(App and web page records)
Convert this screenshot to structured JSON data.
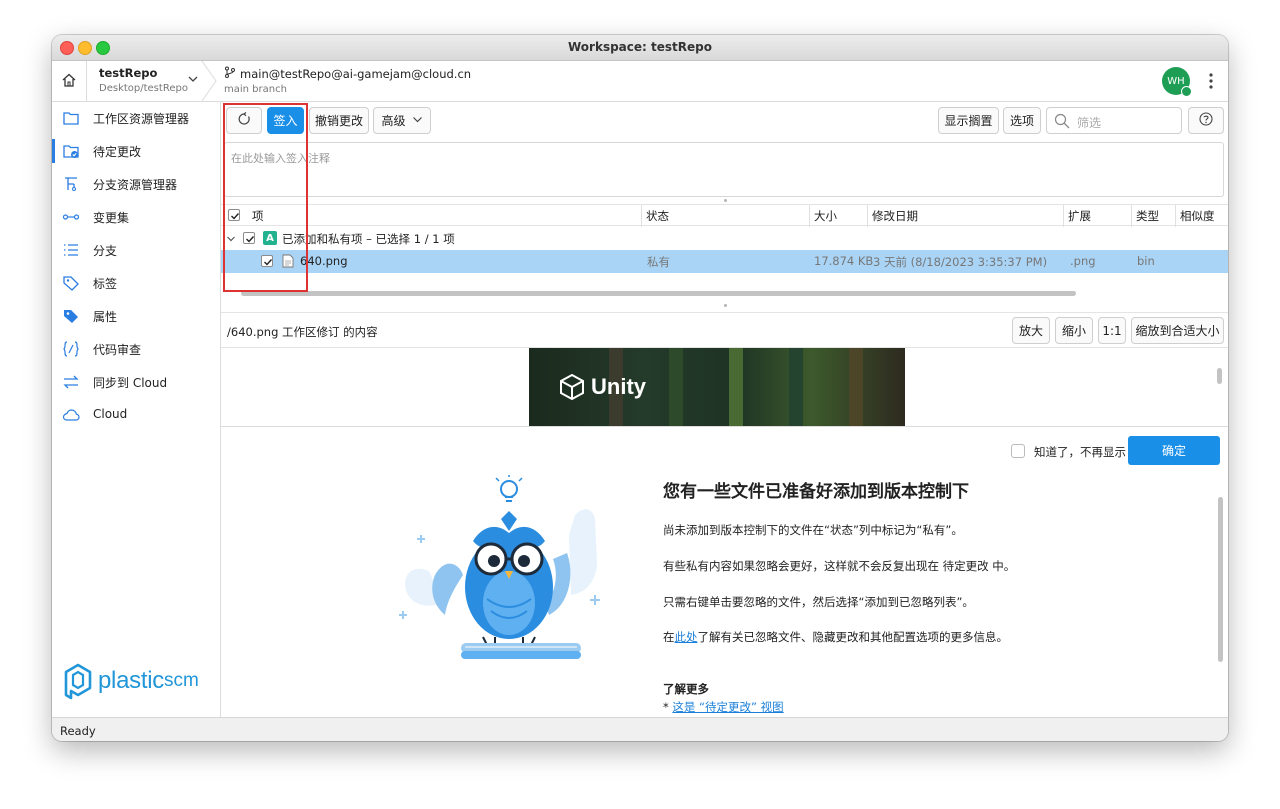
{
  "window": {
    "title": "Workspace: testRepo"
  },
  "header": {
    "repo_name": "testRepo",
    "repo_path": "Desktop/testRepo",
    "branch": "main@testRepo@ai-gamejam@cloud.cn",
    "branch_sub": "main branch",
    "avatar_initials": "WH"
  },
  "sidebar": {
    "items": [
      {
        "label": "工作区资源管理器",
        "icon": "folder-icon"
      },
      {
        "label": "待定更改",
        "icon": "pending-changes-icon",
        "active": true
      },
      {
        "label": "分支资源管理器",
        "icon": "branch-explorer-icon"
      },
      {
        "label": "变更集",
        "icon": "changesets-icon"
      },
      {
        "label": "分支",
        "icon": "list-icon"
      },
      {
        "label": "标签",
        "icon": "tag-icon"
      },
      {
        "label": "属性",
        "icon": "attribute-icon"
      },
      {
        "label": "代码审查",
        "icon": "code-review-icon"
      },
      {
        "label": "同步到 Cloud",
        "icon": "sync-icon"
      },
      {
        "label": "Cloud",
        "icon": "cloud-icon"
      }
    ],
    "logo_main": "plastic",
    "logo_suffix": "scm"
  },
  "toolbar": {
    "checkin_label": "签入",
    "undo_label": "撤销更改",
    "advanced_label": "高级",
    "show_shelves_label": "显示搁置",
    "options_label": "选项",
    "filter_placeholder": "筛选",
    "help_icon": "question-icon"
  },
  "comment": {
    "placeholder": "在此处输入签入注释"
  },
  "table": {
    "columns": [
      "项",
      "状态",
      "大小",
      "修改日期",
      "扩展",
      "类型",
      "相似度"
    ],
    "group": {
      "badge": "A",
      "label": "已添加和私有项 – 已选择 1 / 1 项"
    },
    "rows": [
      {
        "name": "640.png",
        "status": "私有",
        "size": "17.874 KB",
        "date": "3 天前 (8/18/2023 3:35:37 PM)",
        "ext": ".png",
        "type": "bin",
        "similarity": ""
      }
    ]
  },
  "preview": {
    "label": "/640.png 工作区修订 的内容",
    "zoom_in": "放大",
    "zoom_out": "缩小",
    "one_to_one": "1:1",
    "fit": "缩放到合适大小",
    "image_text": "Unity"
  },
  "info": {
    "dismiss_label": "知道了，不再显示",
    "ok_label": "确定",
    "title": "您有一些文件已准备好添加到版本控制下",
    "p1": "尚未添加到版本控制下的文件在“状态”列中标记为“私有”。",
    "p2": "有些私有内容如果忽略会更好，这样就不会反复出现在 待定更改 中。",
    "p3": "只需右键单击要忽略的文件，然后选择“添加到已忽略列表”。",
    "p4_pre": "在",
    "p4_link": "此处",
    "p4_post": "了解有关已忽略文件、隐藏更改和其他配置选项的更多信息。",
    "learn_more": "了解更多",
    "learn_bullet": "*",
    "learn_link": "这是 “待定更改” 视图"
  },
  "status": {
    "text": "Ready"
  },
  "colors": {
    "accent": "#1a8fe8",
    "selected_row": "#a9d4f6",
    "badge_added": "#22b28f",
    "highlight_rect": "#dd3333",
    "logo": "#2196d8"
  }
}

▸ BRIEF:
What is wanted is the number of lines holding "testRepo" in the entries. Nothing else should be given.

▸ SOLUTION:
4